Rolling for Initiative is a weekly column by Scott Thorne, PhD, owner of Castle Perilous Games & Books in Carbondale, Illinois and instructor in marketing at Southeast Missouri State University.  This week, Thorne talks about the massive wave of Magic: The Gathering product coming Q2 into Q3, and remembers RPG designer Scott Bennie.

Anyone else think we are getting hit with a lot of new Magic: The Gathering Releases within a short period of time (see "‘Magic: The Gathering’ Release Calendar")?

We have Streets of New Capenna releasing on April 29 (see "Wizards of the Coast Previews Streets of New Capenna"), followed by Commander Legends:  Battle for Baldur’s Gate on June 10 (see"Commander Legends:  Battle for Baldur’s Gate").  Then, Double Masters 2022 releases on July 8, giving stores and players a little over a month between Streets of New Capenna and Battle for Baldur’s Gate and a little less than a month between the release dates of Battle for Baldur’s Gate and Double Masters 2022; unless you are a WPN Premium store because those stores will get a preview event a week before the official release date.  That’s a whole lot of money going into Magic in a short period of time, but Wizards of the Coast says its research shows consistently strong sales across all recent Magic releases and indicates strong consumer desire for these products.  Since WotC’s track record on sales of recent sets is pretty good (Double Feature being the exception), I shall assume the company knows what it is doing.

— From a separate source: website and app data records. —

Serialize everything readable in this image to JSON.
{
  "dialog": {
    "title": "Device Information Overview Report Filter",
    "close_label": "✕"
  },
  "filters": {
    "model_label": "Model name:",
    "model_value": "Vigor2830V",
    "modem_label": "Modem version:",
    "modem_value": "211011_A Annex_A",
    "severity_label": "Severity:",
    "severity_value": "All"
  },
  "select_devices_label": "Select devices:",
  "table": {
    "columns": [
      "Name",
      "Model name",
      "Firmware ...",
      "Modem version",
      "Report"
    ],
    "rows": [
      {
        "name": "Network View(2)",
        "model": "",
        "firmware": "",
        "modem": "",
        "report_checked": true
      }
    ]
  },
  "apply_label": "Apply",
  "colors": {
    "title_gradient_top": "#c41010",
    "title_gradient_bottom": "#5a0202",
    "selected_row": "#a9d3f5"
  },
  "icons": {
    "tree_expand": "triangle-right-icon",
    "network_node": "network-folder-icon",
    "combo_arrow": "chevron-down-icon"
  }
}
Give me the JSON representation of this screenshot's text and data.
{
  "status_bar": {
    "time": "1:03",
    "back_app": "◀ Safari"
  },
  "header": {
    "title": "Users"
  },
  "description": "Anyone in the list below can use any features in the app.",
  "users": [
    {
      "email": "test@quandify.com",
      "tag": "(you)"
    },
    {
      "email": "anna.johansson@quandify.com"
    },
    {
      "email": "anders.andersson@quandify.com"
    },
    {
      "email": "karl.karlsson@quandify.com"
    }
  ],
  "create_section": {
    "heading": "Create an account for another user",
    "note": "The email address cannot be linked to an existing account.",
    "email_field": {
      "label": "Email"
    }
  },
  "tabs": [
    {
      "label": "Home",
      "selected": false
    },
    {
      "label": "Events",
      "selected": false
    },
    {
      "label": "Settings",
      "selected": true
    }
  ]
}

In the wake of Marcus King’s passing (see "Rolling for Initiative:  Farewell Marcus King"), I've also received word of the passing of Scott Bennie from pneumonia at the comparatively young age of 61.  Bennie was probably best known for his work for Interplay during the 90s, with credits on games including The Lord of the Rings, Castles, Sim City, Descent, several Star Trek games, and Fallout, for which he is credited with creating The Vault Dweller’s canine companion Dogmeat.  After leaving Interplay, he worked for Sony on their Champions of Norath game.  He also had a very lengthy record of work in the tabletop RPG industry.  If you ever played or ran a session of Hero Games’ Champions RPG (the first tabletop RPG to emphasize building your own character and one of my favorite RPGs), you likely encountered some of his work as he entered the gaming industry through his work as an editor and writer on several early Champions supplements, including Villainy Unbound, Champions in 3D, Classic Enemies (one of my favorites), Day of the Destroyer, and Champions Universe.

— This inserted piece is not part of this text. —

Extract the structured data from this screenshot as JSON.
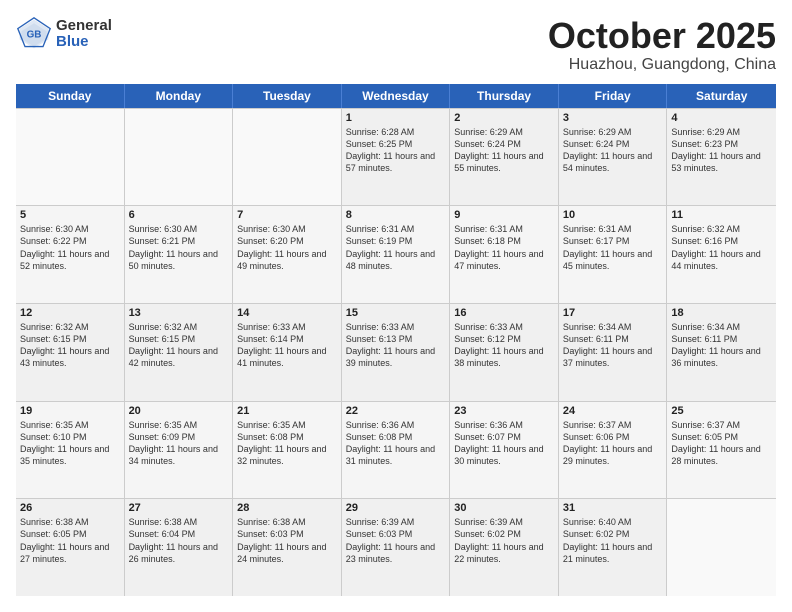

He demonstrated his flexibility by contributing to releases from a wide variety of genres from several different publishers.  He contributed to or co-wrote TSR’s Mists of Krynn, Islands of Terror, Swords of the Iron Legion, several volumes of the Gamer’s Handbook of the Marvel Universe, and Castle Greyhawk as well as authored the publisher’s Wild Elves and Old Empires sourcebooks; all of which are sought out by both players and collectors today.

After his stint in the video game industry, Bennie returned to writing for tabletop RPGs, producing material for Green Ronin’s Mutants and Masterminds and Testament RPG games and White Wolf Publishing’s World of Warcraft RPG.  Material from his long running Champions’ based Gestalt campaign was published as a campaign setting by Blackwyrm Games in 2007.  Soon after the publication of Gestalt, work for Bennie dried up in the tabletop RPG industry and he turned to teaching, as far as I can tell (I don't see any more of his RPG material published past 2008).  Regardless, he had a huge influence on the RPG industry during its early years and the way you play today is influenced by his work back then.

Send your memories of him and your thoughts on the wave of Magic products soon crashing upon us to

The opinions expressed in this column are solely those of the writer, and do not necessarily reflect the views of the editorial staff of